While the Young-Onset Colorectal Cancer Center looks to provide answers and prevent future cases, it also serves as a source of information and assistance for current patients. With access to a series of ongoing events and resources, survivors like Morell — the mother of a toddler — can find understanding in the waiting room and the exam room.
Mary-Brent Brown, the center's research and program coordinator, is the go-to source for patients and families. Social worker Karen Fletcher, MSW, MPH, who specializes in the psychosocial needs of younger adults and their caregivers, leads a series of monthly brown-bag lunches for active and past patients. Started by her predecessor, Katelyn MacDougall, MSW, LICSW, as regular events held on Dana-Farber's Longwood campus, the lunches moved to Zoom at the start of the COVID-19 pandemic.
For the past two years, the center has marked Colorectal Cancer Awareness Month (March) by hosting free educational events for patients and their loved ones. The 2021 series, held on Zoom over six March afternoons, featured a keynote event with Professor Ibram X. Kendi, a leader in antiracist research and a stage IV colorectal cancer survivor. There were also sessions on living well, diet and exercise, and insights from a panel of research experts — moderated by Ng — on the latest clinical trials, microbiome research, and immunotherapy options. Attendees had the opportunity to make connections during breakout sessions and other online activities.
Such offerings have played a pivotal role for Thau in his treatment and recovery. He met with MacDougall during each of his 12 chemotherapy sessions at Dana-Farber from July to December 2019, and credits her for helping him feel more comfortable discussing his condition. Attending Fletcher's brown-bag lunches provides an opportunity to swap stories with people who can relate to his treatment side-effects, and his diagnosis prompted him to encourage his younger brother also get screened.
Thau's most advantageous moment at the Young-Onset Colorectal Cancer Center, however, came early on.
"The center was incredibly helpful on the front end, helping me prepare for what I needed to do," Thau explains. "I was thinking about starting a future family with my wife, Lisbeth, and right away they told me they felt that chemo may potentially damage my sperm. So, before I even began treatment, I banked some sperm.

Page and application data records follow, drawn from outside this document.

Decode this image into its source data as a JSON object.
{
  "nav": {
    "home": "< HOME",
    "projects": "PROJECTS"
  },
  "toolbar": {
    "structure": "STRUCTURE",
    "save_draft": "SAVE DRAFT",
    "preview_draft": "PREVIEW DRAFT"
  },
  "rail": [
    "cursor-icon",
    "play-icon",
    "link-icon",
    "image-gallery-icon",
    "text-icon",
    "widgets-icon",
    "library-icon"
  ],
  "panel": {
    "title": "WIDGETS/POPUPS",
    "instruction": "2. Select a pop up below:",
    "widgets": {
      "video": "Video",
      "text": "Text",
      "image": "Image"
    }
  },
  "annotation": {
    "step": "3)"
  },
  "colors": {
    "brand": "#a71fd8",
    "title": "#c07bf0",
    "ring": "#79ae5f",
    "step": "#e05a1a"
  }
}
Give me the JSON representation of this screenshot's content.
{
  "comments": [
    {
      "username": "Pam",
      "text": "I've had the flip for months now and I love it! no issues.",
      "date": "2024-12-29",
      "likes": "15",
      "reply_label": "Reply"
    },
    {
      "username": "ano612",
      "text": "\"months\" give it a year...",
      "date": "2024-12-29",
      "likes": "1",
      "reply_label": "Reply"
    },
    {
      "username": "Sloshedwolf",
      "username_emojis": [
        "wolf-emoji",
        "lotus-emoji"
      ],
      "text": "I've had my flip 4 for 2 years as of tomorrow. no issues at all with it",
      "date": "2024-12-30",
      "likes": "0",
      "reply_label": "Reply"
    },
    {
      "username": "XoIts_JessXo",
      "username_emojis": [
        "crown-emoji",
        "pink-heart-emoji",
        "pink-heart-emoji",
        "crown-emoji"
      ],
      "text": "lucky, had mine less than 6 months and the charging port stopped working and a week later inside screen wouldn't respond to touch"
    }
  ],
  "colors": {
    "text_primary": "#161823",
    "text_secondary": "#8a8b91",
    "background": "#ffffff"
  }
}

"Your head is spinning when you're that young and find out you have cancer," he adds. "But the more I learned about colorectal cancer, the more I saw how many people my age were getting it. That's why awareness and screening and other steps like family planning are so critical. This is a preventable disease."